**What to produce:** Reproduce the whole of the data exactly.

[Interface dataset entries]
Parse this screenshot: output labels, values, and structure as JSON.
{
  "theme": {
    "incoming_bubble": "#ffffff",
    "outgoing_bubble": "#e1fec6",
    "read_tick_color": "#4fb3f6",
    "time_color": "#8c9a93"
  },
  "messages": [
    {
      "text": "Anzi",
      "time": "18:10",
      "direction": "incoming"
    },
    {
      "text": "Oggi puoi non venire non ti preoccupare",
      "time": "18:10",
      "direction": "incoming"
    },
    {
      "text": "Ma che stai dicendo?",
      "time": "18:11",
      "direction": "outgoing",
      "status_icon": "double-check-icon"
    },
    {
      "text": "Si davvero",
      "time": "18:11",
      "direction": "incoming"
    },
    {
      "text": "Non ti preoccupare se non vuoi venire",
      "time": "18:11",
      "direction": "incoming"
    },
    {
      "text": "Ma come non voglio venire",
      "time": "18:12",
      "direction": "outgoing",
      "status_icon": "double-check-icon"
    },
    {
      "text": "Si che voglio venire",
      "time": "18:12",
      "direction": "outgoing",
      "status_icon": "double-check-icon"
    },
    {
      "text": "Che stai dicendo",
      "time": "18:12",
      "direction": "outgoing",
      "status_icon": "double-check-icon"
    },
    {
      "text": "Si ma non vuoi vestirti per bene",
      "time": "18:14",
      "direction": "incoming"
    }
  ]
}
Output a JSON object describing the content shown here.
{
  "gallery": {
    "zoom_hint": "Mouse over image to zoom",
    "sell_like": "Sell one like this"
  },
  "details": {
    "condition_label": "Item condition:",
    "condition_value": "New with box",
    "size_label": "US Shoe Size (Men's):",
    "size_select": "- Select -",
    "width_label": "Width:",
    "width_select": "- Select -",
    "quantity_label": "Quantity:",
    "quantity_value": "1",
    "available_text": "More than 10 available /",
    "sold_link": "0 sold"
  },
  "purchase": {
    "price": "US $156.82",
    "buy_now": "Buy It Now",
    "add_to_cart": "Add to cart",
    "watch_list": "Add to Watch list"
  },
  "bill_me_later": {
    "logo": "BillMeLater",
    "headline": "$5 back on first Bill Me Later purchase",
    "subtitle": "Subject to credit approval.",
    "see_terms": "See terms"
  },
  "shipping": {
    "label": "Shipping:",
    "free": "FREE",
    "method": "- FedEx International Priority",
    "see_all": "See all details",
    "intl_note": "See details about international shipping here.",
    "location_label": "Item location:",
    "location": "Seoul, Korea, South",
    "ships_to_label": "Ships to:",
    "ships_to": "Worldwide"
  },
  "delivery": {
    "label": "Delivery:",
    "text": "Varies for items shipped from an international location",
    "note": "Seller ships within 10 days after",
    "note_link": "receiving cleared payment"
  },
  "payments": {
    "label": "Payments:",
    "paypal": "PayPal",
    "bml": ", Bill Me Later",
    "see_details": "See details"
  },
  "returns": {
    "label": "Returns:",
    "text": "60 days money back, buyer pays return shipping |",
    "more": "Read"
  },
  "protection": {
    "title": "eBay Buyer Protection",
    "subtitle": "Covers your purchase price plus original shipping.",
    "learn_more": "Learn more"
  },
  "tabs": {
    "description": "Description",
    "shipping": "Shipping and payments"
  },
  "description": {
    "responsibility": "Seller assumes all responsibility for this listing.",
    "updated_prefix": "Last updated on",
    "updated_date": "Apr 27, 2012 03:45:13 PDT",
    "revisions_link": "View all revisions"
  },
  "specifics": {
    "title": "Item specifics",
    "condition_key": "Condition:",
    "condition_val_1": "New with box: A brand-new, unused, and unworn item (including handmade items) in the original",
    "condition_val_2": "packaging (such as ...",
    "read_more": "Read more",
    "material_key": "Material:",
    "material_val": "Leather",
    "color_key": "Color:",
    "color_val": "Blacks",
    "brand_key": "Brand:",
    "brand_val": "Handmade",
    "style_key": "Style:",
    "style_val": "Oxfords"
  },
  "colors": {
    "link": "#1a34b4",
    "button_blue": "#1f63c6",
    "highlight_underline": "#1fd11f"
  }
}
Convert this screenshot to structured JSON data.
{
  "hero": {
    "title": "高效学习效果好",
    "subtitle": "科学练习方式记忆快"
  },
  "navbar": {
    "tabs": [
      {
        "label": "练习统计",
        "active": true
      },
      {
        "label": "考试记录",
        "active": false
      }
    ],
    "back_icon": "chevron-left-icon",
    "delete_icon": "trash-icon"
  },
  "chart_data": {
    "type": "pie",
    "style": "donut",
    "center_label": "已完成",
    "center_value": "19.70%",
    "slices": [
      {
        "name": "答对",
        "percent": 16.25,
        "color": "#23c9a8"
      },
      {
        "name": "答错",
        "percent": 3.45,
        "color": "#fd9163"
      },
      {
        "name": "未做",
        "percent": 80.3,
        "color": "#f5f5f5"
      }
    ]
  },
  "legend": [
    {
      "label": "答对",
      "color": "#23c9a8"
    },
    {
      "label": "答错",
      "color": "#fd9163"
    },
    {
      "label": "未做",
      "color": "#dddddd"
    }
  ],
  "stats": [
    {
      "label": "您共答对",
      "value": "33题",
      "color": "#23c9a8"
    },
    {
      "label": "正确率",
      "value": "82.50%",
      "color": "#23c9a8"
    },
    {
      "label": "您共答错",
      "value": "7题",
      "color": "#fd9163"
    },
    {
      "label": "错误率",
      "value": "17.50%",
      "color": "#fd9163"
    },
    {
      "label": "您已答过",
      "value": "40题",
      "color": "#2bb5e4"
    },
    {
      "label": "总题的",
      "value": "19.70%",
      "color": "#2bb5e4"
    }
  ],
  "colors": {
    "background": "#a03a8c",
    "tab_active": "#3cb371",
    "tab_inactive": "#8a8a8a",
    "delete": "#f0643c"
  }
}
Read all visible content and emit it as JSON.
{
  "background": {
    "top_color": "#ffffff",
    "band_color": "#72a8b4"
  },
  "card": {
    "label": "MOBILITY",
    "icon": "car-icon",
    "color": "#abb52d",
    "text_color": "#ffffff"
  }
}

**Written answer:**
Parse this screenshot: output labels, values, and structure as JSON.
{
  "theme": {
    "incoming_bubble": "#ffffff",
    "outgoing_bubble": "#e1fec6",
    "read_tick_color": "#4fb3f6",
    "time_color": "#8c9a93"
  },
  "messages": [
    {
      "text": "Anzi",
      "time": "18:10",
      "direction": "incoming"
    },
    {
      "text": "Oggi puoi non venire non ti preoccupare",
      "time": "18:10",
      "direction": "incoming"
    },
    {
      "text": "Ma che stai dicendo?",
      "time": "18:11",
      "direction": "outgoing",
      "status_icon": "double-check-icon"
    },
    {
      "text": "Si davvero",
      "time": "18:11",
      "direction": "incoming"
    },
    {
      "text": "Non ti preoccupare se non vuoi venire",
      "time": "18:11",
      "direction": "incoming"
    },
    {
      "text": "Ma come non voglio venire",
      "time": "18:12",
      "direction": "outgoing",
      "status_icon": "double-check-icon"
    },
    {
      "text": "Si che voglio venire",
      "time": "18:12",
      "direction": "outgoing",
      "status_icon": "double-check-icon"
    },
    {
      "text": "Che stai dicendo",
      "time": "18:12",
      "direction": "outgoing",
      "status_icon": "double-check-icon"
    },
    {
      "text": "Si ma non vuoi vestirti per bene",
      "time": "18:14",
      "direction": "incoming"
    }
  ]
}
Output a JSON object describing the content shown here.
{
  "gallery": {
    "zoom_hint": "Mouse over image to zoom",
    "sell_like": "Sell one like this"
  },
  "details": {
    "condition_label": "Item condition:",
    "condition_value": "New with box",
    "size_label": "US Shoe Size (Men's):",
    "size_select": "- Select -",
    "width_label": "Width:",
    "width_select": "- Select -",
    "quantity_label": "Quantity:",
    "quantity_value": "1",
    "available_text": "More than 10 available /",
    "sold_link": "0 sold"
  },
  "purchase": {
    "price": "US $156.82",
    "buy_now": "Buy It Now",
    "add_to_cart": "Add to cart",
    "watch_list": "Add to Watch list"
  },
  "bill_me_later": {
    "logo": "BillMeLater",
    "headline": "$5 back on first Bill Me Later purchase",
    "subtitle": "Subject to credit approval.",
    "see_terms": "See terms"
  },
  "shipping": {
    "label": "Shipping:",
    "free": "FREE",
    "method": "- FedEx International Priority",
    "see_all": "See all details",
    "intl_note": "See details about international shipping here.",
    "location_label": "Item location:",
    "location": "Seoul, Korea, South",
    "ships_to_label": "Ships to:",
    "ships_to": "Worldwide"
  },
  "delivery": {
    "label": "Delivery:",
    "text": "Varies for items shipped from an international location",
    "note": "Seller ships within 10 days after",
    "note_link": "receiving cleared payment"
  },
  "payments": {
    "label": "Payments:",
    "paypal": "PayPal",
    "bml": ", Bill Me Later",
    "see_details": "See details"
  },
  "returns": {
    "label": "Returns:",
    "text": "60 days money back, buyer pays return shipping |",
    "more": "Read"
  },
  "protection": {
    "title": "eBay Buyer Protection",
    "subtitle": "Covers your purchase price plus original shipping.",
    "learn_more": "Learn more"
  },
  "tabs": {
    "description": "Description",
    "shipping": "Shipping and payments"
  },
  "description": {
    "responsibility": "Seller assumes all responsibility for this listing.",
    "updated_prefix": "Last updated on",
    "updated_date": "Apr 27, 2012 03:45:13 PDT",
    "revisions_link": "View all revisions"
  },
  "specifics": {
    "title": "Item specifics",
    "condition_key": "Condition:",
    "condition_val_1": "New with box: A brand-new, unused, and unworn item (including handmade items) in the original",
    "condition_val_2": "packaging (such as ...",
    "read_more": "Read more",
    "material_key": "Material:",
    "material_val": "Leather",
    "color_key": "Color:",
    "color_val": "Blacks",
    "brand_key": "Brand:",
    "brand_val": "Handmade",
    "style_key": "Style:",
    "style_val": "Oxfords"
  },
  "colors": {
    "link": "#1a34b4",
    "button_blue": "#1f63c6",
    "highlight_underline": "#1fd11f"
  }
}
Convert this screenshot to structured JSON data.
{
  "hero": {
    "title": "高效学习效果好",
    "subtitle": "科学练习方式记忆快"
  },
  "navbar": {
    "tabs": [
      {
        "label": "练习统计",
        "active": true
      },
      {
        "label": "考试记录",
        "active": false
      }
    ],
    "back_icon": "chevron-left-icon",
    "delete_icon": "trash-icon"
  },
  "chart_data": {
    "type": "pie",
    "style": "donut",
    "center_label": "已完成",
    "center_value": "19.70%",
    "slices": [
      {
        "name": "答对",
        "percent": 16.25,
        "color": "#23c9a8"
      },
      {
        "name": "答错",
        "percent": 3.45,
        "color": "#fd9163"
      },
      {
        "name": "未做",
        "percent": 80.3,
        "color": "#f5f5f5"
      }
    ]
  },
  "legend": [
    {
      "label": "答对",
      "color": "#23c9a8"
    },
    {
      "label": "答错",
      "color": "#fd9163"
    },
    {
      "label": "未做",
      "color": "#dddddd"
    }
  ],
  "stats": [
    {
      "label": "您共答对",
      "value": "33题",
      "color": "#23c9a8"
    },
    {
      "label": "正确率",
      "value": "82.50%",
      "color": "#23c9a8"
    },
    {
      "label": "您共答错",
      "value": "7题",
      "color": "#fd9163"
    },
    {
      "label": "错误率",
      "value": "17.50%",
      "color": "#fd9163"
    },
    {
      "label": "您已答过",
      "value": "40题",
      "color": "#2bb5e4"
    },
    {
      "label": "总题的",
      "value": "19.70%",
      "color": "#2bb5e4"
    }
  ],
  "colors": {
    "background": "#a03a8c",
    "tab_active": "#3cb371",
    "tab_inactive": "#8a8a8a",
    "delete": "#f0643c"
  }
}
Read all visible content and emit it as JSON.
{
  "background": {
    "top_color": "#ffffff",
    "band_color": "#72a8b4"
  },
  "card": {
    "label": "MOBILITY",
    "icon": "car-icon",
    "color": "#abb52d",
    "text_color": "#ffffff"
  }
}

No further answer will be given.